 Other artists were approached and a large meeting eventually took place at No. 19, Fitzroy Street.

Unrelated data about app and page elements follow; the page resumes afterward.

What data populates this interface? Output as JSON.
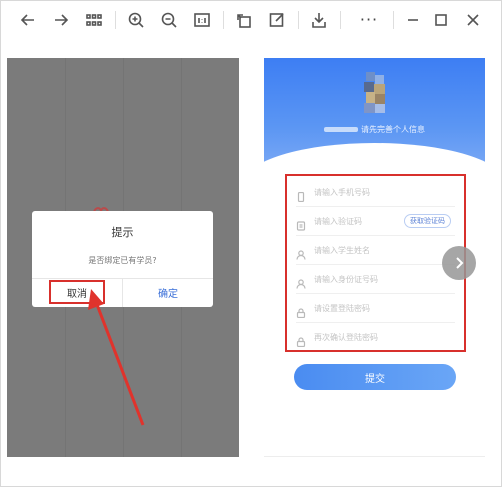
{
  "toolbar": {
    "icons": [
      "back-arrow-icon",
      "forward-arrow-icon",
      "grid-icon",
      "zoom-in-icon",
      "zoom-out-icon",
      "actual-size-icon",
      "rotate-icon",
      "edit-icon",
      "download-icon",
      "more-icon",
      "minimize-icon",
      "maximize-icon",
      "close-icon"
    ],
    "more_label": "···"
  },
  "left_screen": {
    "dialog": {
      "title": "提示",
      "message": "是否绑定已有学员?",
      "cancel_label": "取消",
      "confirm_label": "确定"
    },
    "highlight_color": "#d8302c"
  },
  "right_screen": {
    "banner": {
      "text": "请先完善个人信息",
      "color": "#3d7ef3"
    },
    "fields": [
      {
        "icon": "phone-icon",
        "placeholder": "请输入手机号码"
      },
      {
        "icon": "code-icon",
        "placeholder": "请输入验证码",
        "button": "获取验证码"
      },
      {
        "icon": "user-icon",
        "placeholder": "请输入学生姓名"
      },
      {
        "icon": "user-icon",
        "placeholder": "请输入身份证号码"
      },
      {
        "icon": "lock-icon",
        "placeholder": "请设置登陆密码"
      },
      {
        "icon": "lock-icon",
        "placeholder": "再次确认登陆密码"
      }
    ],
    "submit_label": "提交",
    "next_icon": "chevron-right-icon"
  }
}
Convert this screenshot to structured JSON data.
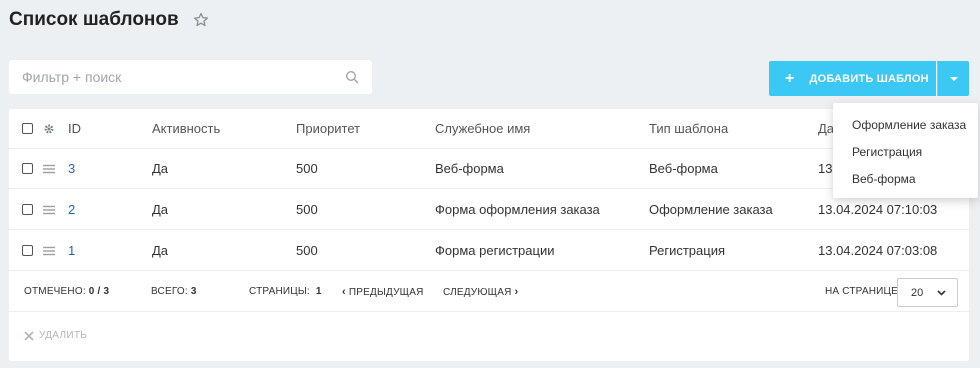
{
  "page": {
    "title": "Список шаблонов"
  },
  "filter": {
    "placeholder": "Фильтр + поиск",
    "value": ""
  },
  "toolbar": {
    "add_label": "ДОБАВИТЬ ШАБЛОН",
    "plus": "+",
    "accent": "#3bc8f5"
  },
  "grid": {
    "columns": [
      "ID",
      "Активность",
      "Приоритет",
      "Служебное имя",
      "Тип шаблона",
      "Да"
    ],
    "rows": [
      {
        "id": "3",
        "active": "Да",
        "priority": "500",
        "name": "Веб-форма",
        "type": "Веб-форма",
        "date": "13"
      },
      {
        "id": "2",
        "active": "Да",
        "priority": "500",
        "name": "Форма оформления заказа",
        "type": "Оформление заказа",
        "date": "13.04.2024 07:10:03"
      },
      {
        "id": "1",
        "active": "Да",
        "priority": "500",
        "name": "Форма регистрации",
        "type": "Регистрация",
        "date": "13.04.2024 07:03:08"
      }
    ]
  },
  "footer": {
    "checked_label": "ОТМЕЧЕНО:",
    "checked_value": "0 / 3",
    "total_label": "ВСЕГО:",
    "total_value": "3",
    "pages_label": "СТРАНИЦЫ:",
    "pages_value": "1",
    "prev_label": "ПРЕДЫДУЩАЯ",
    "next_label": "СЛЕДУЮЩАЯ",
    "per_page_label": "НА СТРАНИЦЕ:",
    "per_page_value": "20",
    "delete_label": "УДАЛИТЬ"
  },
  "add_menu": {
    "items": [
      "Оформление заказа",
      "Регистрация",
      "Веб-форма"
    ]
  }
}
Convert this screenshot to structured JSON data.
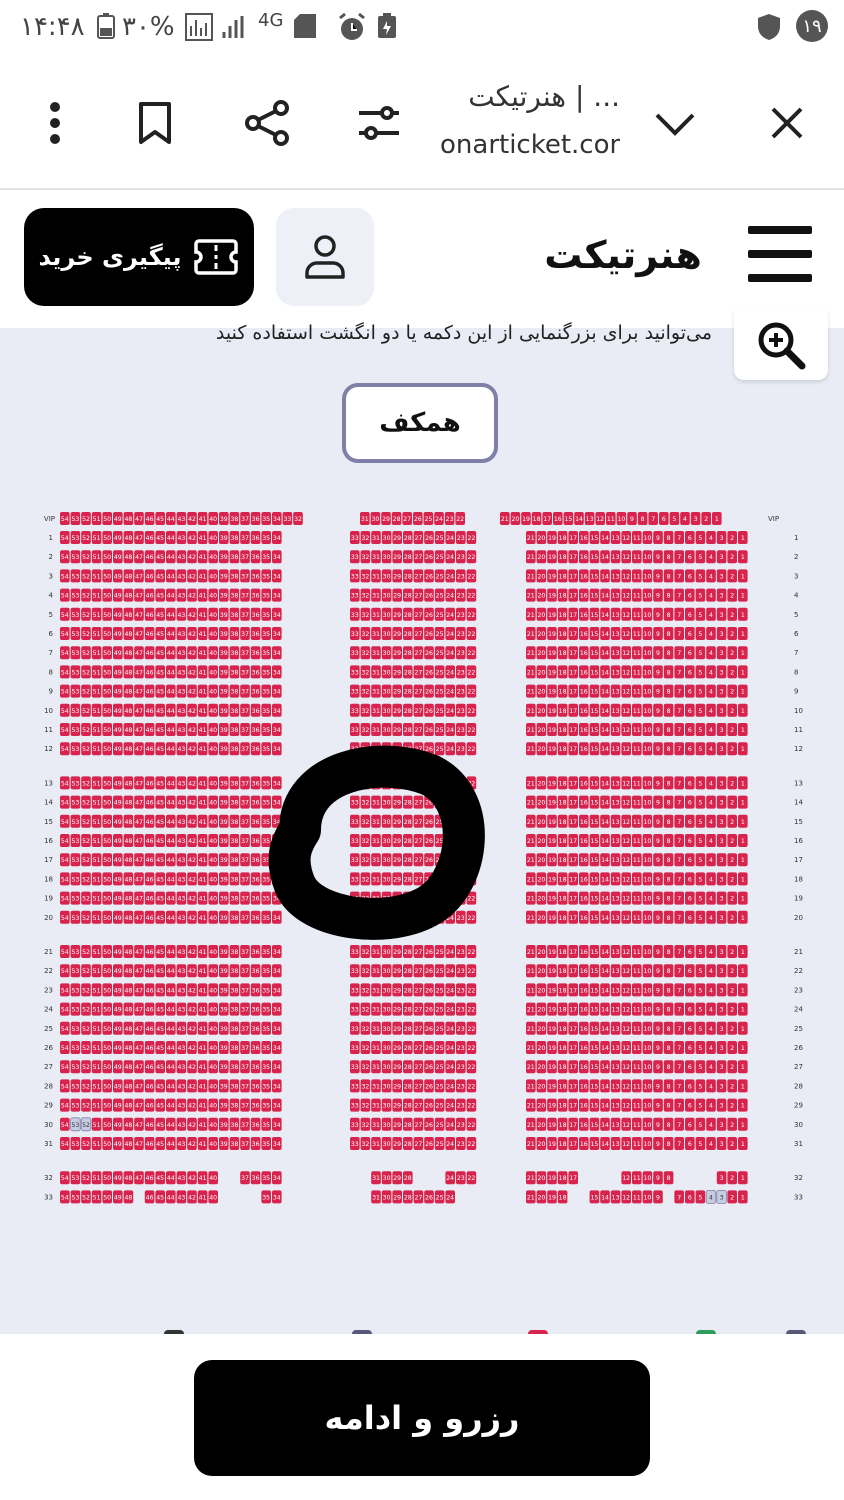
{
  "status_bar": {
    "time": "۱۴:۴۸",
    "battery": "۳۰%",
    "network": "4G",
    "notification_count": "۱۹"
  },
  "browser": {
    "tab_title": "هنرتیکت | ...",
    "url": "onarticket.com"
  },
  "header": {
    "logo_text": "هنرتیکت",
    "track_button": "پیگیری خرید"
  },
  "hint": "می‌توانید برای بزرگنمایی از این دکمه یا دو انگشت استفاده کنید",
  "stage_label": "همکف",
  "seating": {
    "vip_row_label": "VIP",
    "row_count": 33,
    "row_breaks_after": [
      12,
      20,
      31
    ],
    "left_section_seats": [
      34,
      54
    ],
    "center_section_seats": [
      22,
      33
    ],
    "right_section_seats": [
      1,
      21
    ],
    "vip_row": {
      "left": [
        32,
        54
      ],
      "center": [
        22,
        31
      ],
      "right": [
        1,
        21
      ]
    },
    "seat_color": "#d8234c",
    "selected_color": "#c7cde0",
    "selected_seats": [
      {
        "row": 30,
        "seats": [
          53,
          52
        ]
      },
      {
        "row": 33,
        "seats": [
          4,
          3
        ]
      }
    ],
    "row32": {
      "left": [
        [
          40,
          54
        ],
        [
          34,
          37
        ]
      ],
      "center": [
        [
          28,
          31
        ],
        [
          22,
          24
        ]
      ],
      "right": [
        [
          17,
          21
        ],
        [
          8,
          12
        ],
        [
          1,
          3
        ]
      ]
    },
    "row33": {
      "left": [
        [
          48,
          54
        ],
        [
          40,
          46
        ],
        [
          34,
          35
        ]
      ],
      "center": [
        [
          24,
          31
        ]
      ],
      "right": [
        [
          18,
          21
        ],
        [
          9,
          15
        ],
        [
          1,
          7
        ]
      ]
    }
  },
  "annotation": {
    "type": "hand-drawn circle",
    "color": "#000000"
  },
  "reserve_button": "رزرو و ادامه"
}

Here, unless my memory has played truant, I have a vision of Jacob Epstein, during a discussion on the naming of this new society, leaning against the mantelpiece and saying to the assembled company, amidst general approbation, “Let us call it ‘The London Group’ ”.
 Editor’s Note: The formation of The London Group and its subsequent history was the subject of an article in The Studio, February 1945, now entirely out of print.
The illustrations in Charles Ginner’s article are as follows (captions are provided in the original style):
Robert Bevan (1865–1925). “Houses in Sunlight, Hampstead”. (Courtesy: Lefèvre Gallery) [p.129]
Walter Bayes. “Near Avignon”. (Courtesy of Arthur Tooth & Sons, Ltd.) [p.130]
Walter Richard Sickert (1860–1942). “Bath”. (London: Tate Gallery, Lady Henry Cavendish Bentinck Bequest) [p.131. Tate N05087]
J. B. Manson (1879–1945). “Lucien Pissarro”. (Manchester City Art Gallery) [p.131]
Charles Ginner, A.R.A., R.W.S. “Paper Mill House”. (Courtesy of Edward Le Bas, Esq.) [p.132]
J. D. Innes (1887–1914). “Arenig, North Wales”. (London: Tate Gallery) [p.132. Tate N04385]
Spencer F. Gore (1878–1914). “Brighton, 1913”. (Courtesy: Lefèvre Gallery) [p.133]
Lucien Pissarro (1863–1944). “Route de Poulfenc à Riec” [p.133]
Henry Lamb. “Portrait of a Young Woman” Purchased by the Borough of Southampton. (Courtesy: Leicester Galleries) [p.134]
Wyndham Lewis. “T. S. Eliot.” (Courtesy: Leicester Galleries) [p.134]
Augustus John, R.A. “Eve Balfour” [p.135]
HAROLD GILMAN (1878–1919) “INTERIOR” (Courtesy of Edward Le Bas, Esq.) [p.136]

How to cite

Charles Ginner, ‘The Camden Town Group’, in The Studio, November 1945, pp.129–36, in Helena Bonett, Ysanne Holt, Jennifer Mundy (eds.), The Camden Town Group in Context, Tate Research Publication, May 2012,, accessed 25 May 2019.